- To do: Retype every entry exactly, character for character.

- Exercise inputs:
▽
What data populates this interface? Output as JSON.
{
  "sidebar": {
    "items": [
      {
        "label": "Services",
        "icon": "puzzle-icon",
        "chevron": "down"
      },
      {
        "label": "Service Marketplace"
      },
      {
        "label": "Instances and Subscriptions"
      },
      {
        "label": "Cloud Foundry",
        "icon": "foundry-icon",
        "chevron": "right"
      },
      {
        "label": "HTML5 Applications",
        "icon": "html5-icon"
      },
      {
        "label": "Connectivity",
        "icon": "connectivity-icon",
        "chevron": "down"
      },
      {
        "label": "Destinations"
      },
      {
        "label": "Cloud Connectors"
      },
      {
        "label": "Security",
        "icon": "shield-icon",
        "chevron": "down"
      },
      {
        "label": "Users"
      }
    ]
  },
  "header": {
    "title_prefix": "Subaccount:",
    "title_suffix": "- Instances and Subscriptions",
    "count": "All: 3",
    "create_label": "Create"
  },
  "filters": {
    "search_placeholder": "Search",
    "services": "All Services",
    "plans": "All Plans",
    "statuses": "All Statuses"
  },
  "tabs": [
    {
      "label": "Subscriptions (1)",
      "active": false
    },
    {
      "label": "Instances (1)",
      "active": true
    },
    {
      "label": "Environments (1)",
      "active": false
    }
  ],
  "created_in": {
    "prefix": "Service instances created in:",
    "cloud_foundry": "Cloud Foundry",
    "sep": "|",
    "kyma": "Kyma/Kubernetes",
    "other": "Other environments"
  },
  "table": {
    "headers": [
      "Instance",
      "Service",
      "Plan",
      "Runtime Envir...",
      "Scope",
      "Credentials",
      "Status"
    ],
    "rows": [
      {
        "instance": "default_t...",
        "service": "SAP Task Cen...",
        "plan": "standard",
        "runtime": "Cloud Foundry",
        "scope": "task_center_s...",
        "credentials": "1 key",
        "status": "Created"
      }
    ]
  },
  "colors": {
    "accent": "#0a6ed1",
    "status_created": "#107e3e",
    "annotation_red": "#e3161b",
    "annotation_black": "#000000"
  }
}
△
- Solved exercise:
What data populates this interface? Output as JSON.
{
  "sidebar": {
    "items": [
      {
        "label": "Services",
        "icon": "puzzle-icon",
        "chevron": "down"
      },
      {
        "label": "Service Marketplace"
      },
      {
        "label": "Instances and Subscriptions"
      },
      {
        "label": "Cloud Foundry",
        "icon": "foundry-icon",
        "chevron": "right"
      },
      {
        "label": "HTML5 Applications",
        "icon": "html5-icon"
      },
      {
        "label": "Connectivity",
        "icon": "connectivity-icon",
        "chevron": "down"
      },
      {
        "label": "Destinations"
      },
      {
        "label": "Cloud Connectors"
      },
      {
        "label": "Security",
        "icon": "shield-icon",
        "chevron": "down"
      },
      {
        "label": "Users"
      }
    ]
  },
  "header": {
    "title_prefix": "Subaccount:",
    "title_suffix": "- Instances and Subscriptions",
    "count": "All: 3",
    "create_label": "Create"
  },
  "filters": {
    "search_placeholder": "Search",
    "services": "All Services",
    "plans": "All Plans",
    "statuses": "All Statuses"
  },
  "tabs": [
    {
      "label": "Subscriptions (1)",
      "active": false
    },
    {
      "label": "Instances (1)",
      "active": true
    },
    {
      "label": "Environments (1)",
      "active": false
    }
  ],
  "created_in": {
    "prefix": "Service instances created in:",
    "cloud_foundry": "Cloud Foundry",
    "sep": "|",
    "kyma": "Kyma/Kubernetes",
    "other": "Other environments"
  },
  "table": {
    "headers": [
      "Instance",
      "Service",
      "Plan",
      "Runtime Envir...",
      "Scope",
      "Credentials",
      "Status"
    ],
    "rows": [
      {
        "instance": "default_t...",
        "service": "SAP Task Cen...",
        "plan": "standard",
        "runtime": "Cloud Foundry",
        "scope": "task_center_s...",
        "credentials": "1 key",
        "status": "Created"
      }
    ]
  },
  "colors": {
    "accent": "#0a6ed1",
    "status_created": "#107e3e",
    "annotation_red": "#e3161b",
    "annotation_black": "#000000"
  }
}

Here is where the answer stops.